October 20, 2010 10:29 pm
What’s a little unusual about this scene – not the long exposure (60 secs at f2, ISO 200), the moonlight or the cherub (supplied of course by the photographer) – is the vertical composition. The spire and the height of the trees make the usual horizontal composition here fairly difficult, but they are well adapted to a vertical composition, as seen here in wide angle (24mm in 35mm film terms). Strong vertical elements are usually required for the success of vertical compositions, and this has at least three of them.
A good depth of focus is the main challenge in this type of set-up. For f2, the depth of focus is quite amazing, softening only on the immediate foreground. As the Lumix LX3 was already at its longest shutter speed, the only other way to extend depth of focus was to select a higher ISO (to give f2.8 at ISO 400; f4 at ISP 800, etc), but higher ISOs are marginal with the LX3 – another limiting factor. At least the newest models have much improved ISO capabilities.
There is good colour range in this image and some strong horizontal lines (wires, shadow, church), while the stars and moving cloud in a blue sky complete the picture. A minor challenge was to finish the exposure without car headlights striping the scene, as we were on a country road with reasonable traffic for early evening. A distant headlight to the left of the fencepost adds more “night proof”.
The little angel comes from Bangkok; she has fairy wings of course so scarcely fits the usual Western conception, however her status is clear from her origins – a Catholic supplies shop (for Thai, not Westerners) – and her purpose, which is to adorn a household shrine. I attempted some torch highlights on her in the same place, but was still trying to get the lighting to balance when it clouded over.

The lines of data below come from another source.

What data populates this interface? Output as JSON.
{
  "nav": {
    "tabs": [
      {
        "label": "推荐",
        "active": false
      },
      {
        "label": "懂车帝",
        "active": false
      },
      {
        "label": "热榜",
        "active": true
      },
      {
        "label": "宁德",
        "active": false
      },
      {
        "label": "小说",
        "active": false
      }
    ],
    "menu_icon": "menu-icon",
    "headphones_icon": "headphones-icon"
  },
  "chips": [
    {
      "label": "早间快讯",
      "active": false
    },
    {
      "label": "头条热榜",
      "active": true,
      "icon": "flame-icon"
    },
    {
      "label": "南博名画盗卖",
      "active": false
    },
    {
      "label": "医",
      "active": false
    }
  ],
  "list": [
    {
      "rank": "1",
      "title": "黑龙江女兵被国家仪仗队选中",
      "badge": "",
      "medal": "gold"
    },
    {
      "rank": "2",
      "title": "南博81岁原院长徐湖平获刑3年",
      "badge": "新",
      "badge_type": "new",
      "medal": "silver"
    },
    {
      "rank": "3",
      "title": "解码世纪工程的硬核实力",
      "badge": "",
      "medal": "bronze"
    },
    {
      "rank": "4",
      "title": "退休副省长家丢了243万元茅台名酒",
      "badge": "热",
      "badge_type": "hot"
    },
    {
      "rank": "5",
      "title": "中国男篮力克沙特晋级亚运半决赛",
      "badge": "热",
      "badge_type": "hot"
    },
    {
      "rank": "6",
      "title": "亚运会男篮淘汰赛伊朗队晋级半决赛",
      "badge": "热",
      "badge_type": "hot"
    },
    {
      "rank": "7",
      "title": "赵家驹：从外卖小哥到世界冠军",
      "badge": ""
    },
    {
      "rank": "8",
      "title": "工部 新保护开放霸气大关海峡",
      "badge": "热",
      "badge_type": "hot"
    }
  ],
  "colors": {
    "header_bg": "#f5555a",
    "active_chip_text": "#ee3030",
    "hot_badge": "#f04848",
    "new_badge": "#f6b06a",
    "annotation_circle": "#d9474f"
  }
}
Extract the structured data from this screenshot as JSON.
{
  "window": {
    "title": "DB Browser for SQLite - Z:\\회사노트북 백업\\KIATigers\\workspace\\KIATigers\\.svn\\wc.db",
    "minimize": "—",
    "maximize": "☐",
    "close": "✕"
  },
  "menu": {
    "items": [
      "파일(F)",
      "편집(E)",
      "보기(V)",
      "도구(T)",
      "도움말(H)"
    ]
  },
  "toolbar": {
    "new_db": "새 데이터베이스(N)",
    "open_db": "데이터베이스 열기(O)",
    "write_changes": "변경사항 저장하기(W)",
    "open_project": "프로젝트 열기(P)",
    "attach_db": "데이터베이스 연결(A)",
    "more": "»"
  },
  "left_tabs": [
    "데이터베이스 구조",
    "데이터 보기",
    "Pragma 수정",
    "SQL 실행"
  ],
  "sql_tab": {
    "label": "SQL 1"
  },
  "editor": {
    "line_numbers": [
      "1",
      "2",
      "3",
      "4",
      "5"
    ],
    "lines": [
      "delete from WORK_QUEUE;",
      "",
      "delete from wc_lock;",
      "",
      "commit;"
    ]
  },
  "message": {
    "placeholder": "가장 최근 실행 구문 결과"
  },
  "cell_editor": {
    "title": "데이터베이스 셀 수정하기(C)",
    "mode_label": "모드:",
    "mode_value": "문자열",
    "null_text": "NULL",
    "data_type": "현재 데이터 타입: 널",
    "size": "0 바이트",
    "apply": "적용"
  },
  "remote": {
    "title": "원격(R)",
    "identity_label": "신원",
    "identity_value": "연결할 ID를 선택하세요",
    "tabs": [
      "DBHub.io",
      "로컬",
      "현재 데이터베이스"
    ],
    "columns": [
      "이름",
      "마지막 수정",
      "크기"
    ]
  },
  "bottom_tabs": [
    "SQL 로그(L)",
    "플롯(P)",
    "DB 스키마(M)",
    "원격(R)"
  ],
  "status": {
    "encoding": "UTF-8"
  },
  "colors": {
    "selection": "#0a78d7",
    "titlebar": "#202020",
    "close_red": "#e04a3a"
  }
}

Sadly at that point the evening’s photography came to an end.
Posted by Barney Brewster
Categories: Night photography